unusually different from other conditions, in that the contents of the
second string WILL NOT BE SUBJECT TO STRING EXPANSION.

Thus this works:
${if match_domain{example.org}{+local_domains}}
but this does not, because the '$' is left as a literal '$':
${if match_domain{example.org}{$sender_domain}}

Note that the named domainlist "local_domains" here can still contain
arbitrary data lookups, as before. Those can still refer to variables
derived from an email, as before. It's just that the specification of
what the list is that Exim should compare against is no longer expanded
and thus can not directly refer to data from an email.

This may break some existing configurations, but if so then we believe
that your current configuration may have unpleasant security
implications. Because we recognise that there may be safe usage of
variables _not_ derived directly from the email being handled there is a
new build-time option to keep the old behaviour, "EXPAND_LISTMATCH_RHS".
Please let us know if you need to use this built-time option, so that we
can consider providing safer alternatives. If we do not hear of cases
where this was needed, then we may remove the build-time option in a
future release.

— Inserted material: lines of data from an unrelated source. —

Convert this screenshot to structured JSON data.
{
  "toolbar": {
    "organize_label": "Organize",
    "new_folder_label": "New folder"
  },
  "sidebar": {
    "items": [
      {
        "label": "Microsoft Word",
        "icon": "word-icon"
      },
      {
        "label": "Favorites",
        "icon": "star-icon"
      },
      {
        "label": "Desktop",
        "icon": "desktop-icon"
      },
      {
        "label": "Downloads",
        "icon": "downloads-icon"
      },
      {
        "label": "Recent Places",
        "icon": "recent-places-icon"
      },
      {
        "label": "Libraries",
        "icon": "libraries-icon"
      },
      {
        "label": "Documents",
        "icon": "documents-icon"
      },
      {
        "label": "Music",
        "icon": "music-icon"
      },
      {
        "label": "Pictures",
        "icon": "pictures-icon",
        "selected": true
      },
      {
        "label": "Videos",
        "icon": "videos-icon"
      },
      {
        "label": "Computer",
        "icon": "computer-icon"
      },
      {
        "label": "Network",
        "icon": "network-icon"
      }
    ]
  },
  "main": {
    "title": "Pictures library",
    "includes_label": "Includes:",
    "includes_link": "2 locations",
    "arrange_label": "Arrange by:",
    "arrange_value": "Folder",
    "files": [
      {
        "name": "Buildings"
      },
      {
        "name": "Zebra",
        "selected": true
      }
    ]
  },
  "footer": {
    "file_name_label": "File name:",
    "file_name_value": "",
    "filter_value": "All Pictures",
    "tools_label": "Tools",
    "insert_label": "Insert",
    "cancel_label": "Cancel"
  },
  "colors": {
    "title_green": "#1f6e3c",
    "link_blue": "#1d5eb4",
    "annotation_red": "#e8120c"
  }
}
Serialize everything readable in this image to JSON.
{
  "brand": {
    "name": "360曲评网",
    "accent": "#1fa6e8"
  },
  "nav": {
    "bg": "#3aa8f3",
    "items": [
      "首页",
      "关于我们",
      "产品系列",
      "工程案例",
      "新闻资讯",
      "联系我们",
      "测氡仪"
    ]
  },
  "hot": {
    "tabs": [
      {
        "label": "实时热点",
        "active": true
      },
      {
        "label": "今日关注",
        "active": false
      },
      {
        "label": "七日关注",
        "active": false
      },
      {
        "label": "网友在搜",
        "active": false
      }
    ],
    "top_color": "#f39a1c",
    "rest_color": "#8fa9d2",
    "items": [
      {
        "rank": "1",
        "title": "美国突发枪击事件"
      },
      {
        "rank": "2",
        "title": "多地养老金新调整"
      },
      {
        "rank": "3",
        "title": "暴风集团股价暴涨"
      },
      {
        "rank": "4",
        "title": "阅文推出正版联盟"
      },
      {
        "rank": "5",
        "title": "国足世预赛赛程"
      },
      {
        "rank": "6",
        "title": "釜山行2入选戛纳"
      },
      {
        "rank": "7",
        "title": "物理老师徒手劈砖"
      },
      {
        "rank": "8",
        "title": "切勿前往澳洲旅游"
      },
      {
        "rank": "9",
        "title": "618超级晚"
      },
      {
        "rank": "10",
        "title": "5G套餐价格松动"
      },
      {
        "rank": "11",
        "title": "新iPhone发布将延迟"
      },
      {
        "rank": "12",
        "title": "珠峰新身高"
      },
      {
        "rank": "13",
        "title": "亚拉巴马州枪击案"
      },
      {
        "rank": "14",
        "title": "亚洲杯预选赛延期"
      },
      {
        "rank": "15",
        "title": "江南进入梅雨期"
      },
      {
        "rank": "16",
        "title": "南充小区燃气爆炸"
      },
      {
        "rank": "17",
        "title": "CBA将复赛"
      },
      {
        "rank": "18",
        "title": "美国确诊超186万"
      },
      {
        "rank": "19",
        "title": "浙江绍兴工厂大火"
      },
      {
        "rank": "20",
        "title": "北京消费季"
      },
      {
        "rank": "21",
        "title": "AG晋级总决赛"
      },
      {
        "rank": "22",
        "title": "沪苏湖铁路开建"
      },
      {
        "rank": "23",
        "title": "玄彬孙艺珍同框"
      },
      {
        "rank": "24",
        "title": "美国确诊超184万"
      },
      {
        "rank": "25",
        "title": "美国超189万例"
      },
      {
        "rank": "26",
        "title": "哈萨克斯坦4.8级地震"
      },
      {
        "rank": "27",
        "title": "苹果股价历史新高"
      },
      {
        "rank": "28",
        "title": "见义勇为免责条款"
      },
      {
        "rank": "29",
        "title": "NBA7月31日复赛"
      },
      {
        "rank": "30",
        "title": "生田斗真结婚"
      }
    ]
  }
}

Two new expansion conditions have been added to Exim to help with
this change. They are "inlist" and "inlisti". The check:
${if inlist{needle}{foo:needle:bar}}
is equivalent to the existing:
${if forany{foo:needle:bar}{eq{$item}{needle}}}
but is a little easier to understand and matches the existing
match_<foo> layout. The "inlisti" condition is similar, but uses "eqi"
instead if "eq" for case-insensitive comparison.

The second parameter here is subject to string expansion, but the
contents are not subject to lookup expansion, including named list
handling.

So it's:
${if inlist{example.org}{${complicated_expansion_giving_list}}}
${if inlist{example.org}{<, example.org, example.com}}
${if match_domain{example.org}{+my_domain_list}}

It is likely that current incorrect usages of the match_<foo> conditions
can be migrated to use of either "eqi" for direct string equality
checks, or "inlisti" for looking in ${expanded_data}.

Regards,
- -Phil Pennock, pp The Exim Maintainers